Arkansas Center for Forest Business, University of Arkansas at Monticello, Monticello, AR

Green spaces in colleges and universities not only provide aesthetic beauty but also play a crucial role in managing urban ecosystems and providing several environmental benefits. Several universities have conducted a study to estimate the monetary valuation of the environmental benefits of their green spaces around the campus premises. However, so far not a single study has been done in Arkansas. The study aimed to assess the importance of UAM’s green space in the monetary term, which helps to create awareness among the public for promoting healthy urban forest management. Using i-Tree Canopy Tool, developed by a cooperative of public-private partnership, is a software tool for quantifying the environmental benefits provided by trees. We created 1,000 random points for each of the four properties owned by the university. Altogether, UAM owns approximately 1662 acres of land. Results show that the properties were dominated by Trees/Shrubs (67.9%) and followed by Grass/Herbaceous cover type (21.1%), Soil/Bare ground (5.3%), Road (2.1%), Buildings (1.9%), Water (0.8%) and Others (0.9%). The study found that trees on the UAM property stored over 44 thousand tons of carbon which has a value of $6.6 million.
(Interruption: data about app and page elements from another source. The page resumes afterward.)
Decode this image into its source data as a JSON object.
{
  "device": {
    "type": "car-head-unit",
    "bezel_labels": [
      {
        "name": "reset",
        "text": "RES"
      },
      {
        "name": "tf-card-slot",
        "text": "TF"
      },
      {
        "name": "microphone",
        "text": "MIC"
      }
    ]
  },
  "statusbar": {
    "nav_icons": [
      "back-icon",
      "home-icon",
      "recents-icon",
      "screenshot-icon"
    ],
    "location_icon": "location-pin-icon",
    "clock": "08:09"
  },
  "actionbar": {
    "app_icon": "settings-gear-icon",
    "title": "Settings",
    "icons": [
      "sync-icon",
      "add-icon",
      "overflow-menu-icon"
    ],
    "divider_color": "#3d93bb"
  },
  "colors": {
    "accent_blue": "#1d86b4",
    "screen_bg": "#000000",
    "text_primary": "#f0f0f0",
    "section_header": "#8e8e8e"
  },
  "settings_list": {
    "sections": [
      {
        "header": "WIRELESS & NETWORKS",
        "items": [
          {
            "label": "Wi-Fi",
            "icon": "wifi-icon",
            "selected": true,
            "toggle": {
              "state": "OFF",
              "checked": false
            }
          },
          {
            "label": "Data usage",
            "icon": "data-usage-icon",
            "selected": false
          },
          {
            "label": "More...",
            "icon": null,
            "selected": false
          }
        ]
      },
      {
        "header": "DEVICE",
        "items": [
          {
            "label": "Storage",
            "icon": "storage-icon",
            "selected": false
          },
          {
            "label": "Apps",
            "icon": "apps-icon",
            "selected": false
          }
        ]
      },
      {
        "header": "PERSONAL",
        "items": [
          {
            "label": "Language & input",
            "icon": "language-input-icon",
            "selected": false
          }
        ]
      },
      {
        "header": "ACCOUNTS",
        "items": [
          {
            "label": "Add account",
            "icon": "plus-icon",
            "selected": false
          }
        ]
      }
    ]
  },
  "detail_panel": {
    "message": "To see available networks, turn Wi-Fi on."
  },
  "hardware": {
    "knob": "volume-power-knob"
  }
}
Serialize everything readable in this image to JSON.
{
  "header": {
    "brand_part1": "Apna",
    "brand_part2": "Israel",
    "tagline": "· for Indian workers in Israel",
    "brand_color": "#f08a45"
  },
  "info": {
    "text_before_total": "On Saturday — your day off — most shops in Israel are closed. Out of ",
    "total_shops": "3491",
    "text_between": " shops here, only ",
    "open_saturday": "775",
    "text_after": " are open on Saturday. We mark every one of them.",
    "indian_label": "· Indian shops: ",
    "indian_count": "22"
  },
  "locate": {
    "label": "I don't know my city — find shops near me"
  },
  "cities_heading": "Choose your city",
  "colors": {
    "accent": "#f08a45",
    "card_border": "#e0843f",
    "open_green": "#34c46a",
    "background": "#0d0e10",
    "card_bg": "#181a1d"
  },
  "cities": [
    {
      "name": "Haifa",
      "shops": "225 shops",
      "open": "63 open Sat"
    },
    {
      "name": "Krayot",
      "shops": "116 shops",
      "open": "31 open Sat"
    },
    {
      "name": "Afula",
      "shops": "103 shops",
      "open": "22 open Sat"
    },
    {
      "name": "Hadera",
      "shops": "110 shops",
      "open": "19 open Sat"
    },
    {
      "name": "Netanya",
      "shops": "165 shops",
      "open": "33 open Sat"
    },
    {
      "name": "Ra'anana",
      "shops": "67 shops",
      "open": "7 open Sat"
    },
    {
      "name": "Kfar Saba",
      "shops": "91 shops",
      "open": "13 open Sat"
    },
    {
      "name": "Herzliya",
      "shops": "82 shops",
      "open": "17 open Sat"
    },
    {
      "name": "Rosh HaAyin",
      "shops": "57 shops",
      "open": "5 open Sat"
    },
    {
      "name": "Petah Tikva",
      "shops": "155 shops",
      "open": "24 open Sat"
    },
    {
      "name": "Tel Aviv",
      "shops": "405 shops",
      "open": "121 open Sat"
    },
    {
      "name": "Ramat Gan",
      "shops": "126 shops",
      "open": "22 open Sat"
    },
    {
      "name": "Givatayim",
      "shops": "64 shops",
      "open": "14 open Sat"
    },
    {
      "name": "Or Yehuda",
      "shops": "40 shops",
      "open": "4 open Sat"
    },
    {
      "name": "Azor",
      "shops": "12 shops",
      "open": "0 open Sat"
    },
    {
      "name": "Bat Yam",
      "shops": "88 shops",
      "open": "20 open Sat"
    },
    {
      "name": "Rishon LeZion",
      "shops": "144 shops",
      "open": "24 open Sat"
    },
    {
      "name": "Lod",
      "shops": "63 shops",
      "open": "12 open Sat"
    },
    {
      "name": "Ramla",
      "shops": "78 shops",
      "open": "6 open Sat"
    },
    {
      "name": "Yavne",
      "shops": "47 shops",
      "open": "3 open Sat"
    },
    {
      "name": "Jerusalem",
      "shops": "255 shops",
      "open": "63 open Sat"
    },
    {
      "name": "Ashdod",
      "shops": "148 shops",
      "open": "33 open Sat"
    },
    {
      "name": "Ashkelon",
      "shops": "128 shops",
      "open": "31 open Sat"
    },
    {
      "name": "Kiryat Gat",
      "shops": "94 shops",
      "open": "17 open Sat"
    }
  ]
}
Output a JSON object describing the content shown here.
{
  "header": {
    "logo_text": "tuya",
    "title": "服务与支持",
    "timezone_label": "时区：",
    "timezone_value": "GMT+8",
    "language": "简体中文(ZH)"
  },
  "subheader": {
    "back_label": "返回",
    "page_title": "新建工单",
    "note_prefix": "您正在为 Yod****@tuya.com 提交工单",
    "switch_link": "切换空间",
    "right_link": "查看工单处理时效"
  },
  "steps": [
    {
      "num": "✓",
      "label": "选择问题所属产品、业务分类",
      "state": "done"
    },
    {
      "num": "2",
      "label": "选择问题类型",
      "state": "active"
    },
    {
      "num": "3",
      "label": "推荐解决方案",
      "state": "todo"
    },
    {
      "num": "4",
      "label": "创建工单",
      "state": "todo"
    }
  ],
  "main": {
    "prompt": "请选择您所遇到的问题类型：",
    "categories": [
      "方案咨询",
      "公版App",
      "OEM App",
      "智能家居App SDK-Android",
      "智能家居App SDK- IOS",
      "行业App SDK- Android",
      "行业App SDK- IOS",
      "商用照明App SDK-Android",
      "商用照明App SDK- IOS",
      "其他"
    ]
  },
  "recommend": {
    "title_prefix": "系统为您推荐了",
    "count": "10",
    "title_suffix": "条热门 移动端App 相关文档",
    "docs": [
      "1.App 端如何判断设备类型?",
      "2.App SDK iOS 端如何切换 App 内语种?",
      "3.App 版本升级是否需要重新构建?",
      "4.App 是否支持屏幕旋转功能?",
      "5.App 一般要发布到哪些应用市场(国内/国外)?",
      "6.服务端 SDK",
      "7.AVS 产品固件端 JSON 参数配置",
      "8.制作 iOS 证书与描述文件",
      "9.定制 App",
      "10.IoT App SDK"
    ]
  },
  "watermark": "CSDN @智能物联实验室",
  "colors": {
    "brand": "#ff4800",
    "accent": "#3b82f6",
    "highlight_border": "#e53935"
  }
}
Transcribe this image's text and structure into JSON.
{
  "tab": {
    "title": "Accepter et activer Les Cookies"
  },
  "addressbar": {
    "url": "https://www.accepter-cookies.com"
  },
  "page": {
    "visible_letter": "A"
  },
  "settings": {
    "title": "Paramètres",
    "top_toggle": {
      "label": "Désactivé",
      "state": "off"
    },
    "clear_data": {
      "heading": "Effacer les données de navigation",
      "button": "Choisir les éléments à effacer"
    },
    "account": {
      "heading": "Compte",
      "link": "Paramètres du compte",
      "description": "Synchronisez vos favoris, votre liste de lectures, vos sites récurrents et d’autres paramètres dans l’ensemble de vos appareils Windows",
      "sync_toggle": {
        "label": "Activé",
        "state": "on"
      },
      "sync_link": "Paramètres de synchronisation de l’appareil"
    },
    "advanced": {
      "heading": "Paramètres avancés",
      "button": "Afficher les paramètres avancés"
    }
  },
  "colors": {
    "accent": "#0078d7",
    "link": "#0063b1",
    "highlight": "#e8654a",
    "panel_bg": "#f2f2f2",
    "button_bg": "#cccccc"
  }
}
Each year, more than 5 thousand tons of air pollutants are removed from the atmosphere, sequester almost 6 thousand tons of carbon dioxide, and avoid water runoff of more than 9 thousand gallons which is equivalent to over half a million dollars in benefits to the community.


Beyond forest management with Wood Harvesting and Storage (Wood Vault): A low cost and easily scalable way to remove atmospheric CO2 to fight climate change
Ning Zeng(1), Al Steele(2), David Hollinger(3)
(1) Department of Atmospheric and Oceanic Science, University of Maryland, College Park, MD
(2) State & Private Forestry, US Forest Service, Morgantown, WV (retired)
(3) USDA Northeast Climate Hub, US Forest Service, Durham, NH